§ **Data to process**

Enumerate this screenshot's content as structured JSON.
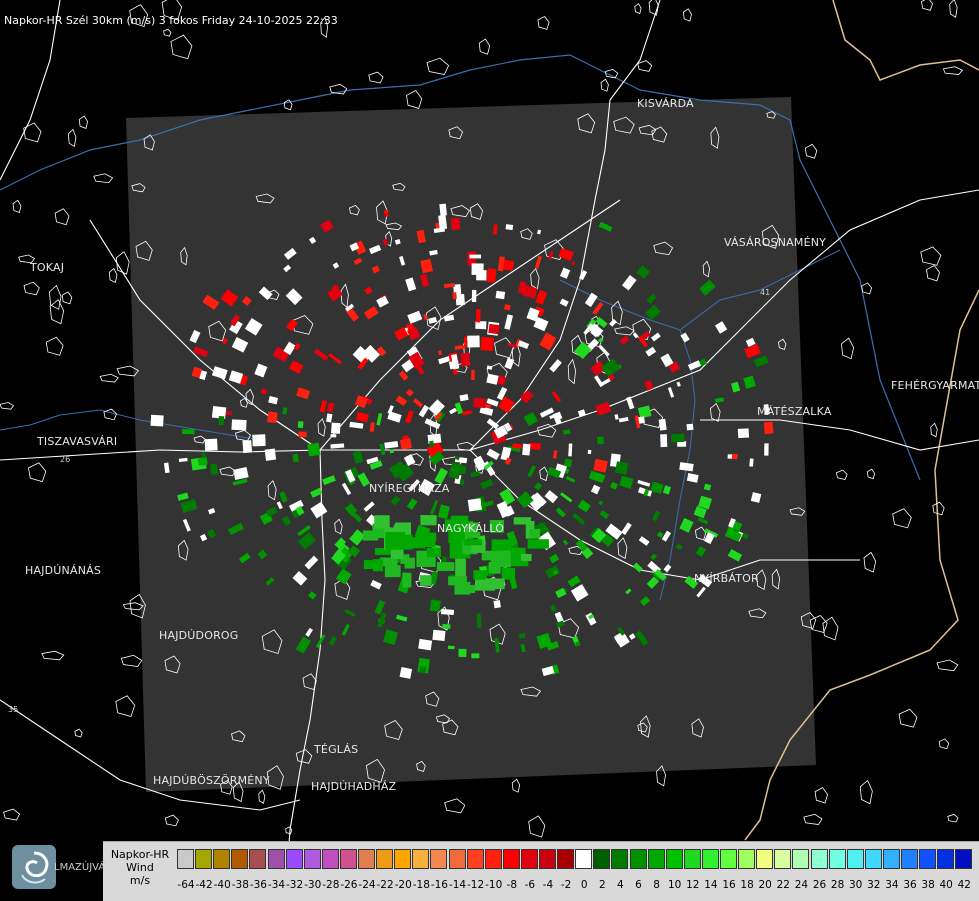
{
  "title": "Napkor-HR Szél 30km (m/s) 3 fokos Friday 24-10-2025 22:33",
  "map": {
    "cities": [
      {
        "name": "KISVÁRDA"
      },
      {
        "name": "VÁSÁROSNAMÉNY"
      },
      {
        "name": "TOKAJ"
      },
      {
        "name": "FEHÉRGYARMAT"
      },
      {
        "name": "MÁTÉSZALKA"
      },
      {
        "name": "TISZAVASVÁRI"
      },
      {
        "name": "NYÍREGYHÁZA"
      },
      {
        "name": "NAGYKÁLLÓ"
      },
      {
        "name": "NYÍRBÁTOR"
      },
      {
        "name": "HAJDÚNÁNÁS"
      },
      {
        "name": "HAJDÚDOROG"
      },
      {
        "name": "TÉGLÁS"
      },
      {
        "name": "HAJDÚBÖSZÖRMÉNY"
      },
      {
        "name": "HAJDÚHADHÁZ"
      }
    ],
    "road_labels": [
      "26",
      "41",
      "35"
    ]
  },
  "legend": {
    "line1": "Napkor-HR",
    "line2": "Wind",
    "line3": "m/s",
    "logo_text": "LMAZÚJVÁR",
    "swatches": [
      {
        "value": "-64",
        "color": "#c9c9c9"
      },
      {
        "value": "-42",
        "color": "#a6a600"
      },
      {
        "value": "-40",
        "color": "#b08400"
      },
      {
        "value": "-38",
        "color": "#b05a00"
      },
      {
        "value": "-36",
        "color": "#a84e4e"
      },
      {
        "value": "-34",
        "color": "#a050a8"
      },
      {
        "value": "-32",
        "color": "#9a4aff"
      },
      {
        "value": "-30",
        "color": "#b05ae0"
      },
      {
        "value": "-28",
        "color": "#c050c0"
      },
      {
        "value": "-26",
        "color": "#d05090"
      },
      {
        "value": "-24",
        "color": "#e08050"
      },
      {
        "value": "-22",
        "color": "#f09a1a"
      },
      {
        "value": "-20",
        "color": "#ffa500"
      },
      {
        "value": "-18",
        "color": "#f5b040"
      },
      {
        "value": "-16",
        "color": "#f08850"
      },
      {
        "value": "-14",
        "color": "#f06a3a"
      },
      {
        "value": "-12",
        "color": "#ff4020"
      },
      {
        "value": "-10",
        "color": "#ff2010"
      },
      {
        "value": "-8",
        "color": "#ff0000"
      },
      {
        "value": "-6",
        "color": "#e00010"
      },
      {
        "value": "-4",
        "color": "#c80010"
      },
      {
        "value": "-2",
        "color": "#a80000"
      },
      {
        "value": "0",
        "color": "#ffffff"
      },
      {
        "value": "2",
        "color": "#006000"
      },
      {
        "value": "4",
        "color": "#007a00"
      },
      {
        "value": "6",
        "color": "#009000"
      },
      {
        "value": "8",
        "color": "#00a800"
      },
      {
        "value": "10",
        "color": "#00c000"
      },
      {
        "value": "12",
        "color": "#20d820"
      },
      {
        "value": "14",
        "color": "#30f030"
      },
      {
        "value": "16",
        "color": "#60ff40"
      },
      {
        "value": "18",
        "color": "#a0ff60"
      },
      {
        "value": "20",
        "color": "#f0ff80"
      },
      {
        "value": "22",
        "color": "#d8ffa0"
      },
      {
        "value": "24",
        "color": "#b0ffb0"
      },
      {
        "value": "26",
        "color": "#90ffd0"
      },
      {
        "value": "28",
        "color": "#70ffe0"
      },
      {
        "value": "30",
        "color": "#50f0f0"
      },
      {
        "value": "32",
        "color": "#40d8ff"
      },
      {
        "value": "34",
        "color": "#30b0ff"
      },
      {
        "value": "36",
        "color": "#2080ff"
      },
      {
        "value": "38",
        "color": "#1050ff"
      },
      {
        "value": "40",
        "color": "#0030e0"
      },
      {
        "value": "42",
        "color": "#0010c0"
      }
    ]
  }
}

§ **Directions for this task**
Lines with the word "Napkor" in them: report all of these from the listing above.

§ **Written response**
  "title": "Napkor-HR Szél 30km (m/s) 3 fokos Friday 24-10-2025 22:33",
    "line1": "Napkor-HR",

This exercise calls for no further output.